How long would it take for a mouse to evolve into an elephant?

We're used to mice being small and elephants being big, but there's no reason they will stay that way forever. Elephants could become pipsqueaks and mice could get mammoth... and one of those will happen much faster than the other.

Alistair Evans of Australia's Monash University assembled a team of twenty biologists and paleontologists with one goal: to figure out how the sizes of species evolve over millions of years. The fossil record shows us how all sorts of different mammals exploded in size after the dinosaurs went extinct, and we can use that evidence to figure out how fast these originally pint-sized mammals turned into megafauna.

They found that mice really could evolve to be the size of elephants - it's just going to take them 24 million generations to do it. Considering mice start breeding at roughly six weeks and elephants begin mating around the age of 20, that means it should taken anywhere from 2.8 to 480 million years to produce elephant-sized mice...assuming you start right now, of course.

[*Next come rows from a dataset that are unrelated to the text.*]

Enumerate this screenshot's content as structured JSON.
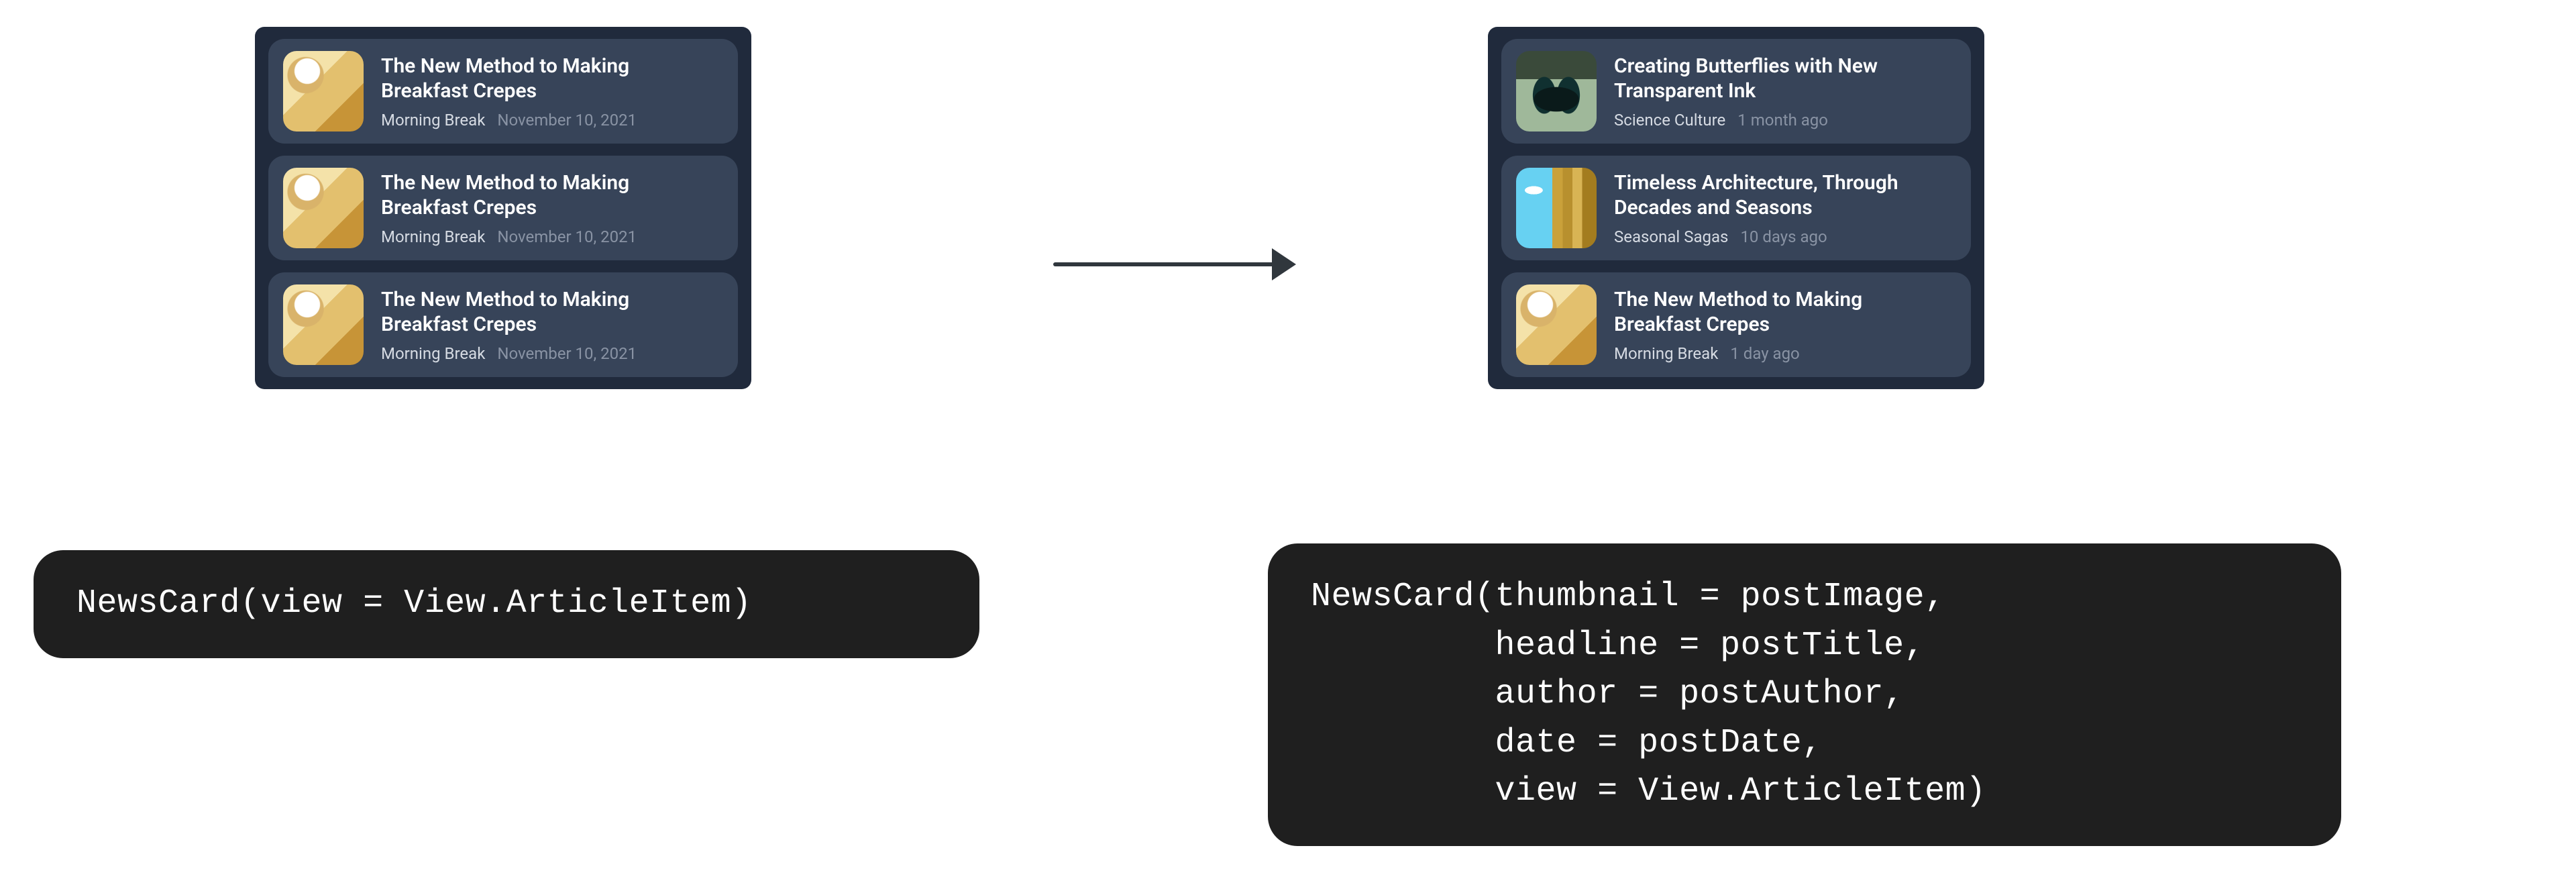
{
  "left_panel": {
    "items": [
      {
        "thumb_kind": "crepes",
        "headline": "The New Method to Making Breakfast Crepes",
        "author": "Morning Break",
        "date": "November 10, 2021"
      },
      {
        "thumb_kind": "crepes",
        "headline": "The New Method to Making Breakfast Crepes",
        "author": "Morning Break",
        "date": "November 10, 2021"
      },
      {
        "thumb_kind": "crepes",
        "headline": "The New Method to Making Breakfast Crepes",
        "author": "Morning Break",
        "date": "November 10, 2021"
      }
    ]
  },
  "right_panel": {
    "items": [
      {
        "thumb_kind": "butterfly",
        "headline": "Creating Butterflies with New Transparent Ink",
        "author": "Science Culture",
        "date": "1 month ago"
      },
      {
        "thumb_kind": "arch",
        "headline": "Timeless Architecture, Through Decades and Seasons",
        "author": "Seasonal Sagas",
        "date": "10 days ago"
      },
      {
        "thumb_kind": "crepes",
        "headline": "The New Method to Making Breakfast Crepes",
        "author": "Morning Break",
        "date": "1 day ago"
      }
    ]
  },
  "code_left": "NewsCard(view = View.ArticleItem)",
  "code_right": "NewsCard(thumbnail = postImage,\n         headline = postTitle,\n         author = postAuthor,\n         date = postDate,\n         view = View.ArticleItem)"
}
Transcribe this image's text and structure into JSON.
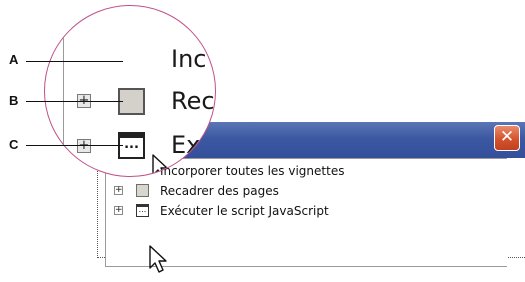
{
  "callouts": [
    {
      "letter": "A"
    },
    {
      "letter": "B"
    },
    {
      "letter": "C"
    }
  ],
  "magnifier": {
    "line1": "Inc",
    "line2": "Rec",
    "line3": "Ex",
    "expander_glyph": "+",
    "js_icon_glyph": "..."
  },
  "dialog": {
    "close_glyph": "✕"
  },
  "list": {
    "items": [
      {
        "label": "Incorporer toutes les vignettes",
        "icon": "none"
      },
      {
        "label": "Recadrer des pages",
        "icon": "page-square-icon"
      },
      {
        "label": "Exécuter le script JavaScript",
        "icon": "javascript-icon"
      }
    ],
    "expander_glyph": "+",
    "js_icon_glyph": "..."
  },
  "colors": {
    "titlebar": "#3c58a2",
    "close_button": "#d4532d",
    "magnifier_border": "#c0508a"
  }
}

According to the researchers, it's a bit easier to get larger animals to elephant size. Rabbits, for instance, would only need about 5 to 10 million generations, while sheep could get there in a downright speedy 1.6 million generations. To really speed up the growth process, you're going to want to start throwing animals into water (note: you probably shouldn't actually do this), as marine mammals like whales increase in size at twice the rate of their land counterparts. Co-author Dr. Erich Fitzgerald suggests that's because the water helps support a lot of weight, allowing for the evolution of much larger species in a much shorter space of time.

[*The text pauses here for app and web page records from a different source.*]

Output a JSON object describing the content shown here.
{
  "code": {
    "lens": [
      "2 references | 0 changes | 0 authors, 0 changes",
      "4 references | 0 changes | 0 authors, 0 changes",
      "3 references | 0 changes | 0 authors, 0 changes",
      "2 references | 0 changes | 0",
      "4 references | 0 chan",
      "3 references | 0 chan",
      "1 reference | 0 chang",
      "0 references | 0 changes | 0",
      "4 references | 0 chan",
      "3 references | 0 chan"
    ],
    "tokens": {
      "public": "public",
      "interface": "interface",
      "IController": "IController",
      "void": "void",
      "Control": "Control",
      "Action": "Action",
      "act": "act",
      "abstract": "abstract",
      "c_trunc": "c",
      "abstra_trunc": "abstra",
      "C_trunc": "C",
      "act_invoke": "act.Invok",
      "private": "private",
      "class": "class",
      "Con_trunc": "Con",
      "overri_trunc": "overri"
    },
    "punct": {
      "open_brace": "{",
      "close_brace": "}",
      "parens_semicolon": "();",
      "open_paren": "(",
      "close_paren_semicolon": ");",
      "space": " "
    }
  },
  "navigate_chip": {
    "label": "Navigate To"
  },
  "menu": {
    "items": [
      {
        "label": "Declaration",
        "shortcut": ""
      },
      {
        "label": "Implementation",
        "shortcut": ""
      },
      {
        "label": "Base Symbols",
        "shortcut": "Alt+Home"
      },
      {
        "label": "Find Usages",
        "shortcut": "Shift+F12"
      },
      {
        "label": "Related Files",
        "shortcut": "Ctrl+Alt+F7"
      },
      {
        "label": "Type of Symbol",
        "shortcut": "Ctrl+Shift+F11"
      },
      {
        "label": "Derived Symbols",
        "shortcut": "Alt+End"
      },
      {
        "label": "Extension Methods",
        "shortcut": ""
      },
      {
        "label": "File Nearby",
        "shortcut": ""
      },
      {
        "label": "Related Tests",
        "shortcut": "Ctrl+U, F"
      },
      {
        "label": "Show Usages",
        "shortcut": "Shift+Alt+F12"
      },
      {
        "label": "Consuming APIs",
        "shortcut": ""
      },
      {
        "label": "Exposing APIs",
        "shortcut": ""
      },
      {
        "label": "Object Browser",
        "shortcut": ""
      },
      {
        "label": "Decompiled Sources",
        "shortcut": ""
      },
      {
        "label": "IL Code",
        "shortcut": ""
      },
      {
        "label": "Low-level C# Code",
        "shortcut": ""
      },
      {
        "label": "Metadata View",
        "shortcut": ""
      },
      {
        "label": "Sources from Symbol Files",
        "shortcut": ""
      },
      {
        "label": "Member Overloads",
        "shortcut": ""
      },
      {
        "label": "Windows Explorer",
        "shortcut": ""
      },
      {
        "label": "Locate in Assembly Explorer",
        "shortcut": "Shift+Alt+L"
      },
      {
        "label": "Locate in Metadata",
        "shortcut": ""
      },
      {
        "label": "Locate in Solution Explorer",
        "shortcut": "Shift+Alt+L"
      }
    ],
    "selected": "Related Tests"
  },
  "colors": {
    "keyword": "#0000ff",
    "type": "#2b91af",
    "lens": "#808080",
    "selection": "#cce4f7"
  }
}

While it takes a long time for species to get bigger, they can get small again in no time at all. Normal elephants have evolved into dwarf elephant species in just 100,000 generations. This was mainly a result of what's known as island dwarfing, in which a population gets cut off from the mainland. This isolation gives species an evolutionary incentive to consume less food and reproduce faster, both of which are accomplished by becoming smaller. We've seen examples of this is mammoths, hippos, and, yes, hominids.

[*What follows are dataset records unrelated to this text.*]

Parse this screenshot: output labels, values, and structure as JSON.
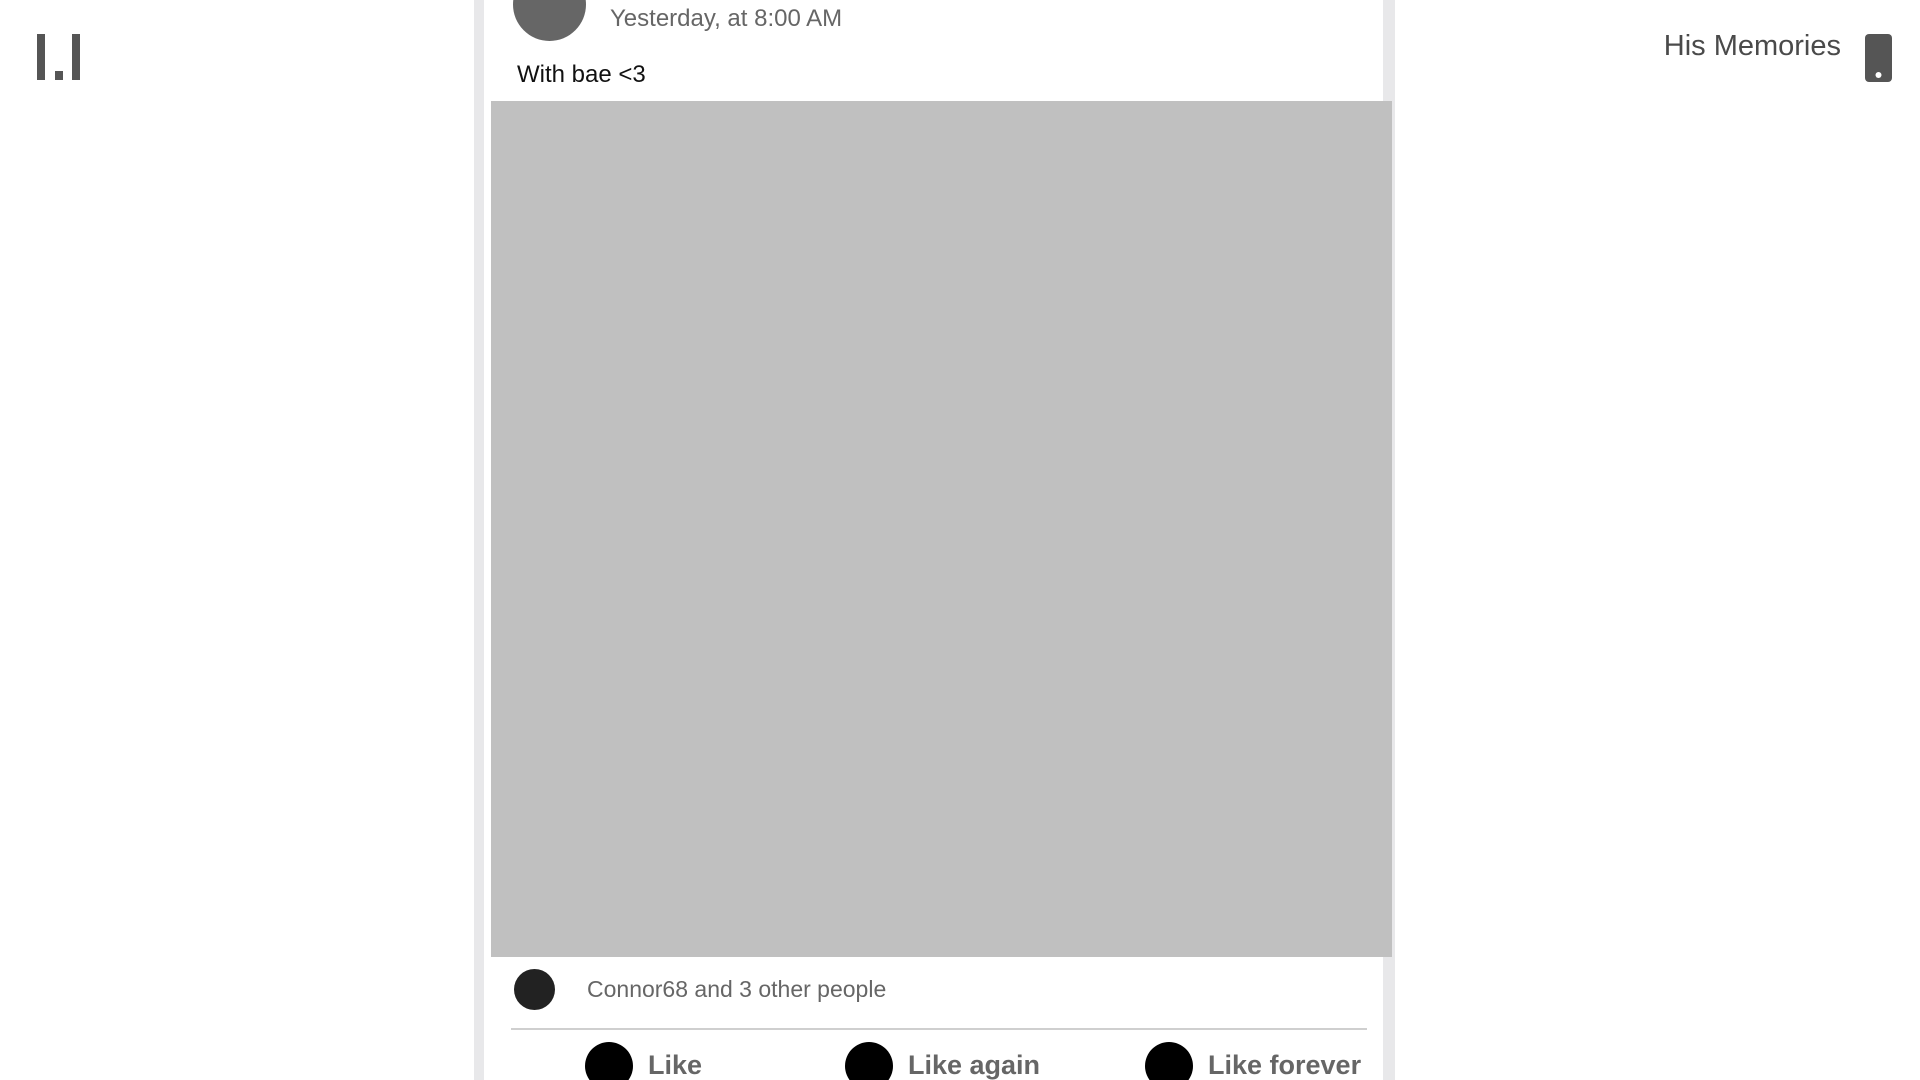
{
  "app": {
    "logo_icon": "bar-chart-logo-icon",
    "memories_title": "His Memories",
    "phone_icon": "phone-icon"
  },
  "post": {
    "author_avatar_icon": "avatar-icon",
    "timestamp": "Yesterday, at 8:00 AM",
    "caption": "With bae <3",
    "image_icon": "photo-placeholder"
  },
  "likes": {
    "liker_avatar_icon": "avatar-icon",
    "summary": "Connor68 and 3 other people"
  },
  "actions": [
    {
      "label": "Like",
      "icon": "like-icon"
    },
    {
      "label": "Like again",
      "icon": "like-again-icon"
    },
    {
      "label": "Like forever",
      "icon": "like-forever-icon"
    }
  ],
  "colors": {
    "background": "#ffffff",
    "frame": "#e8e8ea",
    "image_placeholder": "#c0c0c0",
    "muted_text": "#666666",
    "primary_text": "#111111",
    "action_icon": "#000000"
  }
}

All this leaves me with one lingering philosophical conundrum — if mice did evolve into the size of elephants, would they be scared of themselves? I guess I'll have an answer for you all in 24 million generations.

Via PNAS. Image by teclasorg on Flickr.